1 Depot Harbour Depot Harbour on Wikipedia is an abandoned ghost town, of which little remains but ruins and foundations, had been a busy Georgian Bay lake port as the western terminus of the Ottawa, Arnprior & Parry Sound Railway. Ottawa lumberman John Rudolphus Booth established a port and railway roundhouse on expropriated native land, building a railway to send trainloads of western grain through Algonquin Provincial Park to Ottawa on its way east to Atlantic ports. By 1898 the town had a hotel, rail yards, two large grain elevators, a school and three churches. In 1904, Booth sold the line to the Grand Trunk Railway for $14.2 million; in 1923, the bankrupt Grand Trunk became part of Canadian National. CNR closed Depot Harbour's roundhouse. The Welland Canal, a competing transportation route, was rebuilt in 1932. An ice-damaged rail bridge in Algonquin Park severed the line in 1933 and was never repaired. A World War II cordite maker in nearby Nobel stored its wares in the railway's dockside freight sheds; an August 14, 1945 fire and explosion destroyed much of the town. The docks, briefly used for coal shipments in the 1950s, later loaded pelletized iron ore from the Low Phos Mine at Sellwood. The last of the town's homes was abandoned in 1964; the mine closed in 1979 and the railway tracks were removed in 1989. The Anishinaabe reclaimed their lands in 1987, but little remains of the town except the loading docks, a bank vault and the foundations of what was once a village. One building remains in use as a cottage, and a fishery has since opened on the docks.
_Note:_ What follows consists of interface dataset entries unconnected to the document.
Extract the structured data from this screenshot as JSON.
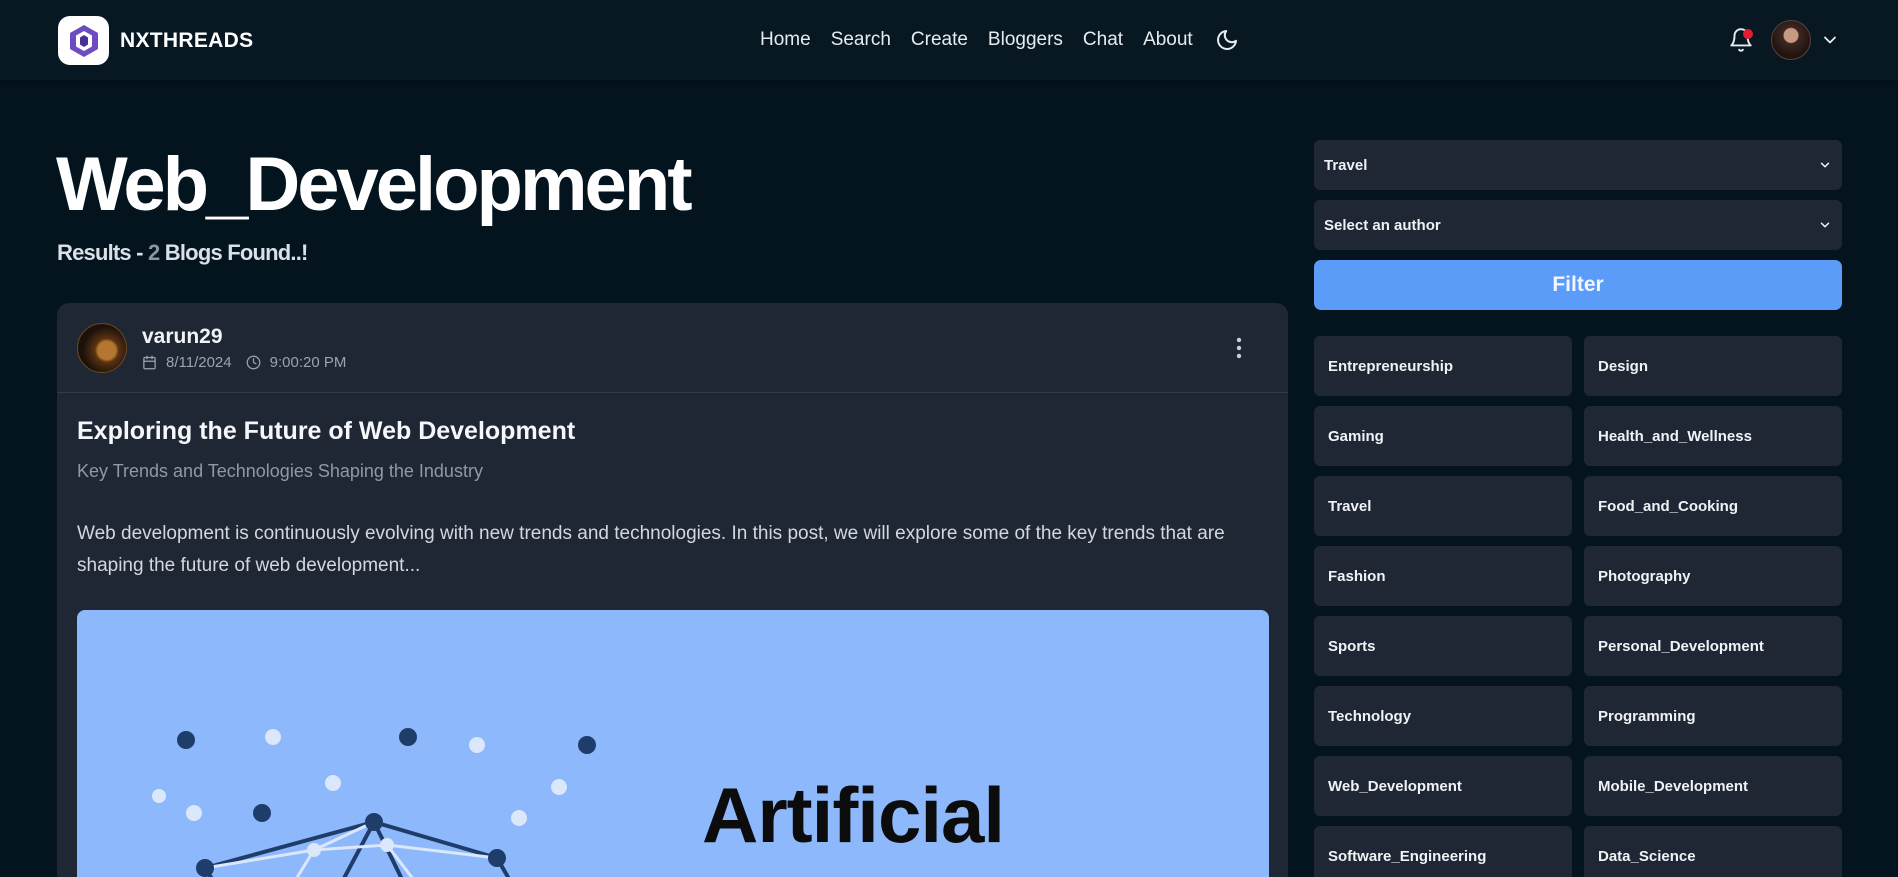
{
  "nav": {
    "brand": "NXTHREADS",
    "links": [
      "Home",
      "Search",
      "Create",
      "Bloggers",
      "Chat",
      "About"
    ]
  },
  "hero": {
    "title": "Web_Development",
    "results_prefix": "Results - ",
    "results_count": "2",
    "results_suffix": " Blogs Found..!"
  },
  "post": {
    "author": "varun29",
    "date": "8/11/2024",
    "time": "9:00:20 PM",
    "title": "Exploring the Future of Web Development",
    "subtitle": "Key Trends and Technologies Shaping the Industry",
    "excerpt": "Web development is continuously evolving with new trends and technologies. In this post, we will explore some of the key trends that are shaping the future of web development...",
    "image_text": "Artificial"
  },
  "sidebar": {
    "category_select": "Travel",
    "author_select": "Select an author",
    "filter_label": "Filter",
    "categories": [
      "Entrepreneurship",
      "Design",
      "Gaming",
      "Health_and_Wellness",
      "Travel",
      "Food_and_Cooking",
      "Fashion",
      "Photography",
      "Sports",
      "Personal_Development",
      "Technology",
      "Programming",
      "Web_Development",
      "Mobile_Development",
      "Software_Engineering",
      "Data_Science"
    ]
  },
  "colors": {
    "background": "#03141e",
    "card": "#1f2735",
    "accent": "#5a9cf7",
    "image_bg": "#8db8fb",
    "notification_dot": "#e11d2e"
  }
}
Go next

  • Barrie — on the western shore of Lake Simcoe, and at the cross-roads of transportation links between Toronto and Muskoka, and destinations throughout Simcoe County.
  • Gravenhurst — to the southwest in Muskoka, part cottage country on the Highway 11 corridor.
  • Midland — a popular summer vacation town on Georgian Bay, and home to Sainte-Marie among the Hurons, a living history museum depicting missionary life in the 17th century.
  • French River — a rural area north of Parry Sound, along the historic French River waterway, providing a 110 km (68 mi) corridor for canoeing, fishing and backcountry camping between Lake Nipissing and Georgian Bay.
  • Sudbury — the largest city in Northern Ontario, and a transportation and service hub along the Trans-Canada Highway.
Routes through Parry Sound
WinnipegSudbury  W  E  WashagoToronto
SudburyFrench River ← becomes  N  S  WaubausheneBarrie

This city travel guide to Parry Sound is a usable article. It has information on how to get there and on restaurants and hotels. An adventurous person could use this article, but please feel free to improve it by editing the page.